Finally, President Eisenhower was also concerned about spying from space, something that we take for granted today. But the insular Soviet Union kept many secrets that the United States needed to decipher in order to properly plan military forces. Although the U-2 program did reveal some secrets hidden away in the Soviet Republic, many questions remained; and, because aircraft overflights without permission of national governments are illegal under international law, President Eisenhower risked World War III. 

In discussions with the National Security Council, President Eisenhower and his advisers felt that if the Soviets launched the first satellite, and if the United States did not protest its overflight of U.S. territory, the principle of freedom of overflight in space could be established in international law. The United States could then fly reconnaissance satellites over the United Soviet Socialist Republic without fear of protest. 

However, President Eisenhower's decision not to press to be the first in space would come back to haunt him. In the aftermath of Sputnik, the President tried to reassure the American public that the R-7 ICBM that pushed Sputnik into orbit was not a threat to the United States. But not everyone accepted that line of thinking. 

By the time John F. Kennedy was the Democratic nominee for President in 1960, Eisenhower's political foes had created a strategic missile gap between the West and the East, which they alleged the Soviets were leading. A "space race" began between the two superpowers that eventually ended on the Moon in 1969. 

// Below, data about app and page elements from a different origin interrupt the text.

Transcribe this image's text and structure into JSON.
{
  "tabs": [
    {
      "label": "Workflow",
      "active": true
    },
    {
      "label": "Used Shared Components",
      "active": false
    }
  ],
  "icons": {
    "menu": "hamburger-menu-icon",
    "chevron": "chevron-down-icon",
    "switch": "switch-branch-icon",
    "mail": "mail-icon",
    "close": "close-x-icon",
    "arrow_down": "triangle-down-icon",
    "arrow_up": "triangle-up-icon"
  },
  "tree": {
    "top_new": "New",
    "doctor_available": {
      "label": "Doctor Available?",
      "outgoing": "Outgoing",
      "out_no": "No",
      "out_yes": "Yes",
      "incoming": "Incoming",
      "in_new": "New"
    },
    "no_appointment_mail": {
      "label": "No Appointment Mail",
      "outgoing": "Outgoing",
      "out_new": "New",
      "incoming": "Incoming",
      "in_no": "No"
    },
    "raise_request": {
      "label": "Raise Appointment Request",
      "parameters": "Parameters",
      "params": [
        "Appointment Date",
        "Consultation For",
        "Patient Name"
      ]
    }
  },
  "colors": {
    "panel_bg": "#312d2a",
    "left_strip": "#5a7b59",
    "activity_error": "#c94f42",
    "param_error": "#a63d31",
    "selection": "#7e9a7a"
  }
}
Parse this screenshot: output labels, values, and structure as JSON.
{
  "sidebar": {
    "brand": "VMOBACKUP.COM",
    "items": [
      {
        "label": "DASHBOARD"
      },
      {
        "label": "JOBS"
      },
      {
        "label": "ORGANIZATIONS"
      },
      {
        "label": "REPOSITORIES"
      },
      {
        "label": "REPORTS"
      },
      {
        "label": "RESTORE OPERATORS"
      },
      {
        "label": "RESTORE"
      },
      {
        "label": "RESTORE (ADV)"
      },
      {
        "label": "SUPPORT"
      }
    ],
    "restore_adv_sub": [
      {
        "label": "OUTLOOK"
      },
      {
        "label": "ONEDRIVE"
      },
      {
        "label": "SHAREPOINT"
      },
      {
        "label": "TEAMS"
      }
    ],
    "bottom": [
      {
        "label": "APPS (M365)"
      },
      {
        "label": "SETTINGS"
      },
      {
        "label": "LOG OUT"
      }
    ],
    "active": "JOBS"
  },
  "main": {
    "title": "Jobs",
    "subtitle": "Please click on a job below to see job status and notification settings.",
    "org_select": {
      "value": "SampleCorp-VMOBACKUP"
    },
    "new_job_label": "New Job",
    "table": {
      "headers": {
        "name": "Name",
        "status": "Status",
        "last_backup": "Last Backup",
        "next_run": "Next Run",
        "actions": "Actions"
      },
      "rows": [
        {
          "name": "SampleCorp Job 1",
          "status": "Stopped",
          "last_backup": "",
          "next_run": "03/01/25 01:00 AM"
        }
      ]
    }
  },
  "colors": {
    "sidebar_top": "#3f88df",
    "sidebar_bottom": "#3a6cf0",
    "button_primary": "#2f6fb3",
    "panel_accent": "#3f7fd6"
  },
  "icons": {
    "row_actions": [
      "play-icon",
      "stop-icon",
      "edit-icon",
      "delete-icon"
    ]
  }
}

So, what is the significance of Sputnik's launch for military space professionals? 

Sputnik was first into space, and firsts are important just for being first -- no other object is 00001 in the satellite catalog. Second, Sputnik inspired the United States to look at space technology as important and achievable, not too expensive or too risky -- a belief that resulted in little funding for space technologies before Sputnik's 1957 launch. 

A report produced for the Air Force in 1946 suggested many missions for a "world-circling spaceship," including communications and reconnaissance, but the report was ignored. Said one space pioneer, "We were not allowed to say the word 'space.' Many believed space was 'a non-useful type of endeavor for the military.' We couldn't say 'space,' but we still worked on space programs." 

After Sputnik, General Schriever recalled, "When Sputnik went up ... everybody was saying, 'Why ... can't you go faster? Who's in charge here?' " Subsequently, all of his programs received immediate boosts in funding, which set the United States on course toward being the unequalled space power that it is today. 

Third, Sputnik inspired a generation of people to work in the engineering and science fields, spurring on the space program to even greater heights, and eventually, the Moon. 

Finally, by learning about Sputnik and the times that surrounded its launch, we can learn much about our own profession. Even though it was little more than a small metal ball that orbited the Earth transmitting beeps, Sputnik set off a spectacular chain of events that continues today. 

Editor's Note: Lt. Col. David Arnold holds a Doctor of Philosophy degree in the history of technology from Auburn University, Ala., and a master's degree in history from Colorado State University.